Hugh Grosvenor was born into a life of luxury with a staggering multibillion-dollar fortune behind him.

In August 2016, at the age of just 25, he inherited £9.3 billion ($17.8 billion) and became the Duke of Westminster after his father Gerald Cavendish Grosvenor's sudden death.

He is reportedly one of England's wealthiest people and is said to own more land than the Queen.

But he is reportedly planning on leaving up to 141 vulnerable people homeless with his latest business venture.


The family made the bulk of its wealth through the Grosvenor property group, and now the Duke is allegedly planning to demolish a block of council flats to make room for expensive new apartments.

In the firing line is London's Walden House, which is currently leased to Westminster Council and is home to 40 families and a total of 141 people, including eight with disabilities.

At the moment, the social housing costs £600 a month for a two-bedroom apartment.

If the billionaire's plan proceeds, by 2023 the block would be replaced by a mix of more up-market dwellings, some social housing and businesses, The Mirror reports.

Residents are able to apply for new homes, but many occupants — some of whom have lived at Walden House for four decades — worry they could end up on the street due to long waiting lists for public housing.

A group of residents who would be affected by the redevelopment have penned a petition against it, attracting more than 100,000 signatures.

In the letter, the residents claim demolishing the building will "destroy our community and uproot us from our homes".

"The Duke of Westminster owns more land than the Queen. He is the richest landlord in the UK with an estimated wealth of £9 billion, which at the age of 28 makes him the richest person under 30 in the world. He does not need to do this to us," the letter reads.


"We are a community that have been living in this area for over 40 years. Young families who have children that attend the local church school, elderly residents that should not be worried about losing their homes but rather be enjoying their retirement, single parents, and families that have been living here for generations.

"We are a community, we live amongst friends and family and now face the possibility of having our community fragmented and destroyed."

The petition argues residents will not be able to afford alternative accommodation in the area, which means they are "facing homelessness and the break up of our community".

"There is nothing wrong with these beautiful buildings — Grosvenor just want to make more money. This is simply about putting profit before people," it claims.

"This is valuable land, and we are seen as getting in the way of building high-rise luxury investment flats."

Both the Duke and Westminster Council claim the demolition has been pushed back from 2021 to 2023 to allow residents more time to resettle, and the council also told the Mirror citizens would be "offered suitable alternative council accommodation within Westminster".

But that hasn't stopped the project from being slammed by signatories of the petition, who have described it as "disgusting" and "morally filthy".

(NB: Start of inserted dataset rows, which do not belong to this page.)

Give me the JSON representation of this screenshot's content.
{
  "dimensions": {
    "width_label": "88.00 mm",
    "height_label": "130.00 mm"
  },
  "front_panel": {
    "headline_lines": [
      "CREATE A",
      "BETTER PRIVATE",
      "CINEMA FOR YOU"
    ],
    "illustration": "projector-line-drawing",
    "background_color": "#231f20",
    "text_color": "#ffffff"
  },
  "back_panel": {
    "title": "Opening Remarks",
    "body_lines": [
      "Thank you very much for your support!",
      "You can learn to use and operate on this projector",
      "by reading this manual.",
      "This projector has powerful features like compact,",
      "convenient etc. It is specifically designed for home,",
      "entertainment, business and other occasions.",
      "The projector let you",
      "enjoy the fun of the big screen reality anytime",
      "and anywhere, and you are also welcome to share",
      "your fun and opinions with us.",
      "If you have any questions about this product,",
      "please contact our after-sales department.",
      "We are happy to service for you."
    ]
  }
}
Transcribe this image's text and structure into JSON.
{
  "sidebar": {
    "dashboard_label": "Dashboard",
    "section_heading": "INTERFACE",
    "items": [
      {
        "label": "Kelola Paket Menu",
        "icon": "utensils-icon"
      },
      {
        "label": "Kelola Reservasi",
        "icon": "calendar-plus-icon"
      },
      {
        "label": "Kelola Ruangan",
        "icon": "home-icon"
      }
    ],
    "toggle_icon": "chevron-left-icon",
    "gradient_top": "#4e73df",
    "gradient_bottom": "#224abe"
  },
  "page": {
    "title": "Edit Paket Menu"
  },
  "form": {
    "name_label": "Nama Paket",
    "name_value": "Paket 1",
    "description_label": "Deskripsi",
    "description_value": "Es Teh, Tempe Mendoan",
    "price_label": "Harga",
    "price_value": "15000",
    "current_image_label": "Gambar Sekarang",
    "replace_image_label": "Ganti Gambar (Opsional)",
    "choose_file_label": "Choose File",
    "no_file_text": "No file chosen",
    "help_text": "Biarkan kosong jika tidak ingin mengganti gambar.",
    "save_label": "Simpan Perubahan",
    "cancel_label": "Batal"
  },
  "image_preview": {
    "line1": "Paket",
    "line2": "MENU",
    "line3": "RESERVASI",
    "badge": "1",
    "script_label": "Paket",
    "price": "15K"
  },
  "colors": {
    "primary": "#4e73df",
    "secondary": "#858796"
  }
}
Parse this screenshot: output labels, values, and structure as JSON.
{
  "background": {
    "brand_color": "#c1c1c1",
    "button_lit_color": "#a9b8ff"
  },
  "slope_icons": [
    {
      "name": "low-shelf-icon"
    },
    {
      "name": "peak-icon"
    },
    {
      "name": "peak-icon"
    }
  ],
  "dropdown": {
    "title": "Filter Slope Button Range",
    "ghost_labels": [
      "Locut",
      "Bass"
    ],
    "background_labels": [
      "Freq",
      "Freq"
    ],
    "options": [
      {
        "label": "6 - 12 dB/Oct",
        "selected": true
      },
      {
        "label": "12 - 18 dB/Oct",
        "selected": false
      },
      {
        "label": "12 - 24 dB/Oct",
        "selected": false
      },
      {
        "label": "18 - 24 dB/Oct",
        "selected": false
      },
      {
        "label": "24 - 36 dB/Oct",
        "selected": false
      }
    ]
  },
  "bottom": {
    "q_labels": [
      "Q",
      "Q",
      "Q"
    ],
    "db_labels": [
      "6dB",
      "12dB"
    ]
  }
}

Who is Hugh Grosvenor?

Widely considered to be one of England's most eligible bachelors, the 28-year-old instantly became a multi-billionaire after inheriting his father's title and wealth in 2016 over his older sisters Lady Tamara van Cutsem and Lady Edwina Grosvenor due to England's primogeniture custom that favours male heirs.

He previously worked as a marketing representative for a company that turned coffee grounds into biofuels, and his family have close ties with the royals — his father was friends with Prince Charles and the Duke is a godfather to Prince George.

According to Forbes, "the Grosvenors have owned some 300 acres of Mayfair and Belgravia for generations" — meaning they control some of the choicest real estate in London.